Densho Digital Archive
Densho Visual History Collection
Title: Frank Hiratsuka Interview
Narrator: Frank Hiratsuka
Interviewer: Tom Ikeda
Location: Skokie, Illinois
Date: June 15, 2011
Densho ID: denshovh-hfrank_2-01-0014

<Begin Segment 14>

TI: And after you graduate from high school, what was next for you?

FH: Well, that was almost the time for getting drafted, so I went to some, I went to school about, after summer I went to school for about a semester and I got drafted. So I didn't figure in worrying about that at all.

TI: And then, so you got drafted, and then, so what, where did you go next? I mean, where was your basic training?

FH: Basic training was Camp Maxey in Texas. It was near the Texas-Arkansas border, Texarkana. I forgot what the name of the town there was, but it was Camp Maxey.


TI: Okay, so where we left off was you had just, I guess, done your basic at Camp Maxey. And then after Camp Maxey, what's next?

FH: I got sent to Snelling.

TI: When you were in basic training or anything, did you ever face any discrimination, any, especially in the military, did people ever give you a bad time?

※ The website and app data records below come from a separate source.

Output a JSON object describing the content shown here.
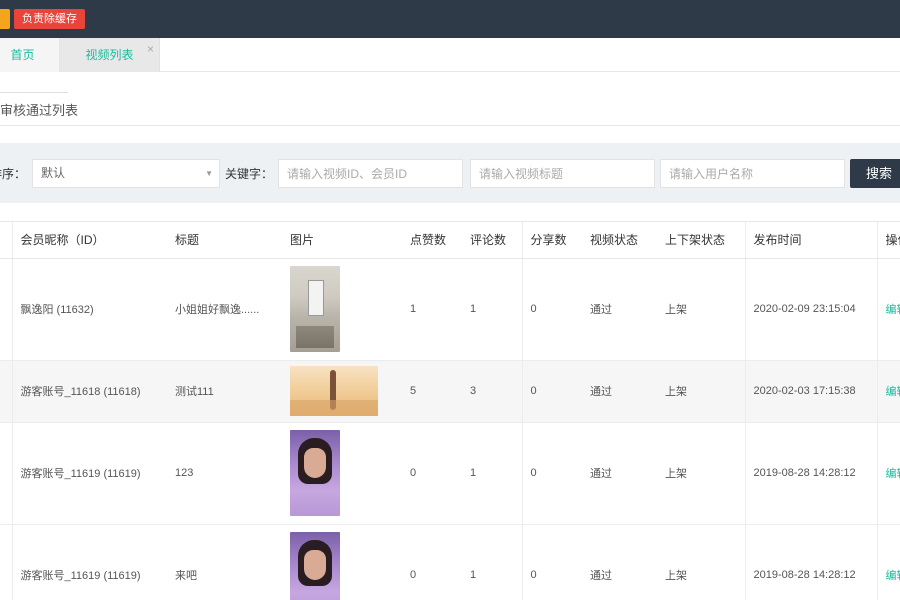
{
  "topbar": {
    "clear_cache_label": "负责除缓存"
  },
  "tabs": [
    {
      "label": "首页"
    },
    {
      "label": "视频列表",
      "close": "×"
    }
  ],
  "section": {
    "title": "审核通过列表"
  },
  "filter": {
    "sort_label": "排序：",
    "sort_value": "默认",
    "keyword_label": "关键字：",
    "placeholder_id": "请输入视频ID、会员ID",
    "placeholder_title": "请输入视频标题",
    "placeholder_user": "请输入用户名称",
    "search_label": "搜索"
  },
  "table": {
    "headers": [
      "",
      "会员昵称（ID）",
      "标题",
      "图片",
      "点赞数",
      "评论数",
      "分享数",
      "视频状态",
      "上下架状态",
      "发布时间",
      "操作"
    ],
    "rows": [
      {
        "id": "",
        "member": "飘逸阳 (11632)",
        "title": "小姐姐好飘逸......",
        "likes": "1",
        "comments": "1",
        "shares": "0",
        "status": "通过",
        "shelf": "上架",
        "time": "2020-02-09 23:15:04",
        "op": "编辑"
      },
      {
        "id": "",
        "member": "游客账号_11618 (11618)",
        "title": "测试111",
        "likes": "5",
        "comments": "3",
        "shares": "0",
        "status": "通过",
        "shelf": "上架",
        "time": "2020-02-03 17:15:38",
        "op": "编辑"
      },
      {
        "id": "",
        "member": "游客账号_11619 (11619)",
        "title": "123",
        "likes": "0",
        "comments": "1",
        "shares": "0",
        "status": "通过",
        "shelf": "上架",
        "time": "2019-08-28 14:28:12",
        "op": "编辑"
      },
      {
        "id": "",
        "member": "游客账号_11619 (11619)",
        "title": "来吧",
        "likes": "0",
        "comments": "1",
        "shares": "0",
        "status": "通过",
        "shelf": "上架",
        "time": "2019-08-28 14:28:12",
        "op": "编辑"
      }
    ]
  },
  "colors": {
    "topbar": "#2f3a48",
    "clear_button": "#e8443a",
    "accent": "#1abc9c",
    "filter_bg": "#eef1f4"
  }
}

FH: No. The only thing I didn't like is when we went into the rec room it was always this country hillbilly music playing because we were in with a bunch of people from that area, so we couldn't listen to our own kind of music.

TI: Even though you were a musician. [Laughs]

FH: Yeah. I didn't have anything to do with that there.

TI: How about, were people aware of the 442 when you were going through basic training? I mean, did you know about the 442 and what they had done in Europe?

FH: We heard about it, but we didn't know too much about it.

TI: So the little that you did know, what did you know about the 442 back then?

FH: It was all Japanese Americans, from Hawaii and United States. Basically it got started by the Hawaiians, the 100th, I think. And they drafted, not enough people volunteered and then they got drafted, too, from here.

TI: But did you hear about some of their activities in Europe and how well they fought or anything like that?

FH: No. We just heard that they were good fighters, but we didn't know what was going on with that.

TI: So then you went to Snelling, which was, at that time, the headquarters for the MIS Language School.

FH: But I didn't go to language school. I worked in cadre. I worked in Company K as a mailman.

TI: Did you ever come in contact with the other Japanese Americans over at Snelling?

FH: Oh yeah. I think my uncle's, my aunt's brothers were in Snelling and I saw one, and he looked just like his brother, so I said, I called his name. He says, "That's not me." I said okay. [Laughs] They were in language school.

TI: But then you weren't, you said you were, like, more the mail area?

FH: Yeah, just a mailman type.

TI: And why did they send you to Snelling? Do you know why Snelling versus someplace else?

FH: No. I thought we were going to Hawaii or somewhere else, but they sent me to Snelling.

<End Segment 14> - Copyright © 2011 Densho. All Rights Reserved.